[[ STORED DATA, beginning ]]
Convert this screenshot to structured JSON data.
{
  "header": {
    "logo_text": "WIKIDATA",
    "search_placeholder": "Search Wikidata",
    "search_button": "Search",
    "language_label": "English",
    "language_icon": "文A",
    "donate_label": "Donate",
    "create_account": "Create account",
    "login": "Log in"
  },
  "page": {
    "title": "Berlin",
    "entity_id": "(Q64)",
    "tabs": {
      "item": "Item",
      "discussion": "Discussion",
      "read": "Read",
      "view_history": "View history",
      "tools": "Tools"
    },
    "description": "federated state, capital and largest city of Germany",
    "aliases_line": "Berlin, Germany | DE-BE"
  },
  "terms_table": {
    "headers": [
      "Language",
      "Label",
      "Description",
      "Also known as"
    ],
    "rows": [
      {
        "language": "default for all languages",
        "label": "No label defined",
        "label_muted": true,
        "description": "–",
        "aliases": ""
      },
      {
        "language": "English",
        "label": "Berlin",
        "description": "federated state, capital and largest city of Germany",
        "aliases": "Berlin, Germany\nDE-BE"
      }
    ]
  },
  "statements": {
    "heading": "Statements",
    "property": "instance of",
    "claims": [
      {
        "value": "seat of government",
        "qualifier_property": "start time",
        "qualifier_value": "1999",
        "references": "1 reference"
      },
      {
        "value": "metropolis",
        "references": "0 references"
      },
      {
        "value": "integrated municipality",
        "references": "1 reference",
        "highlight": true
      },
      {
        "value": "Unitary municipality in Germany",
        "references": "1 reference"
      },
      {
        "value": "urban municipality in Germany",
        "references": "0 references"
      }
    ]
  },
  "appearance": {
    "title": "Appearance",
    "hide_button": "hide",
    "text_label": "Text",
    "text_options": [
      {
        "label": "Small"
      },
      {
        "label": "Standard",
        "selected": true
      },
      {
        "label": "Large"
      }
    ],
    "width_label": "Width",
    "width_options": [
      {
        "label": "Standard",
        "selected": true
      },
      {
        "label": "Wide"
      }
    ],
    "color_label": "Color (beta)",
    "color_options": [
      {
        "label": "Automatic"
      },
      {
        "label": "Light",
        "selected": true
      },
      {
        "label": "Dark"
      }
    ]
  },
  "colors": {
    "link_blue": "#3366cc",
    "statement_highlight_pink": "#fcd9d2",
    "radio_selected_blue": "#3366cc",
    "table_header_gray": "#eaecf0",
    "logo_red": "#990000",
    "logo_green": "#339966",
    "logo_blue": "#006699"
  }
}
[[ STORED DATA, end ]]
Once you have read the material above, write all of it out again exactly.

Convert this screenshot to structured JSON data.
{
  "header": {
    "logo_text": "WIKIDATA",
    "search_placeholder": "Search Wikidata",
    "search_button": "Search",
    "language_label": "English",
    "language_icon": "文A",
    "donate_label": "Donate",
    "create_account": "Create account",
    "login": "Log in"
  },
  "page": {
    "title": "Berlin",
    "entity_id": "(Q64)",
    "tabs": {
      "item": "Item",
      "discussion": "Discussion",
      "read": "Read",
      "view_history": "View history",
      "tools": "Tools"
    },
    "description": "federated state, capital and largest city of Germany",
    "aliases_line": "Berlin, Germany | DE-BE"
  },
  "terms_table": {
    "headers": [
      "Language",
      "Label",
      "Description",
      "Also known as"
    ],
    "rows": [
      {
        "language": "default for all languages",
        "label": "No label defined",
        "label_muted": true,
        "description": "–",
        "aliases": ""
      },
      {
        "language": "English",
        "label": "Berlin",
        "description": "federated state, capital and largest city of Germany",
        "aliases": "Berlin, Germany\nDE-BE"
      }
    ]
  },
  "statements": {
    "heading": "Statements",
    "property": "instance of",
    "claims": [
      {
        "value": "seat of government",
        "qualifier_property": "start time",
        "qualifier_value": "1999",
        "references": "1 reference"
      },
      {
        "value": "metropolis",
        "references": "0 references"
      },
      {
        "value": "integrated municipality",
        "references": "1 reference",
        "highlight": true
      },
      {
        "value": "Unitary municipality in Germany",
        "references": "1 reference"
      },
      {
        "value": "urban municipality in Germany",
        "references": "0 references"
      }
    ]
  },
  "appearance": {
    "title": "Appearance",
    "hide_button": "hide",
    "text_label": "Text",
    "text_options": [
      {
        "label": "Small"
      },
      {
        "label": "Standard",
        "selected": true
      },
      {
        "label": "Large"
      }
    ],
    "width_label": "Width",
    "width_options": [
      {
        "label": "Standard",
        "selected": true
      },
      {
        "label": "Wide"
      }
    ],
    "color_label": "Color (beta)",
    "color_options": [
      {
        "label": "Automatic"
      },
      {
        "label": "Light",
        "selected": true
      },
      {
        "label": "Dark"
      }
    ]
  },
  "colors": {
    "link_blue": "#3366cc",
    "statement_highlight_pink": "#fcd9d2",
    "radio_selected_blue": "#3366cc",
    "table_header_gray": "#eaecf0",
    "logo_red": "#990000",
    "logo_green": "#339966",
    "logo_blue": "#006699"
  }
}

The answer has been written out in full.